INT

Syntax:

>>-.---.-.-----INT-.-"path-name\filename"--.-.--><
   +-/-+ |         +-"path-name/filename"--+ |
         |         +-"path-name\"----------+ |
         |         +-"path-name/"----------+ |
         |         +-"filename"------------+ |
         |         +-()--------------------+ |
         +-NO--INT---------------------------+

Parameters:

path-name Path or environment variable specifying the path.
filename A full file specification.

Properties:

Default: INT"source-name.int"
Phase: Syntax check
$SET: No

Dependencies:

NOINT sets NOANIM immediately.

Comments:

When the INT() directive is implied because it is set by default, its behavior is to produce a temporary intermediate code file during the . This file is deleted when an .obj or .gnt file is successfully created. If you want to keep the .int file after the Compiler has produced the .obj or .gnt file, you need to explicitly set the INT() directive, and not rely on its being set by default.

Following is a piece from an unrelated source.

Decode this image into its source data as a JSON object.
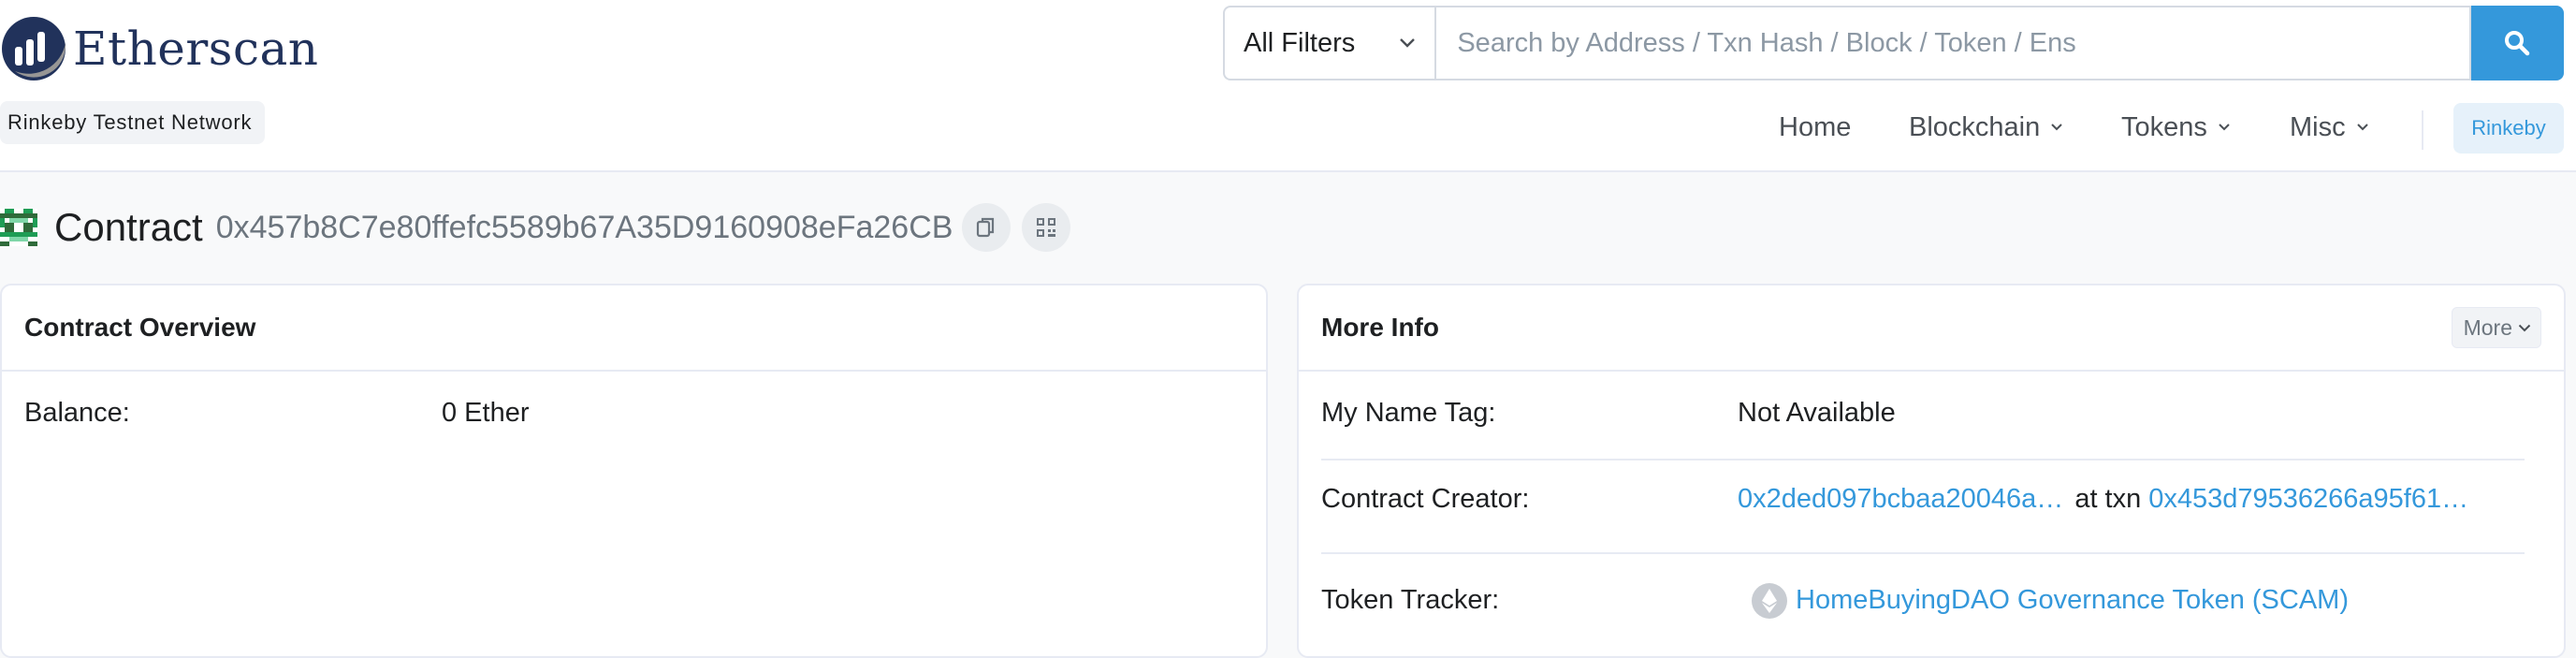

Specifying NOINT prevents the intermediate code file being produced.

If you specify an existing file, it is overwritten.

If filename is not specified, the Compiler uses source-name.int, where source-name is the basename of the source filename. If you specify path-name but no filename, the Compiler uses the path-name, with the filename source-name.int attached.

INT() causes intermediate code to be put in the standard file source-name.int. With this format you must use parentheses not quotation marks. So, INT"" does not give this result.

Use the INT directive with caution. Incorrect use can abort the compilation process.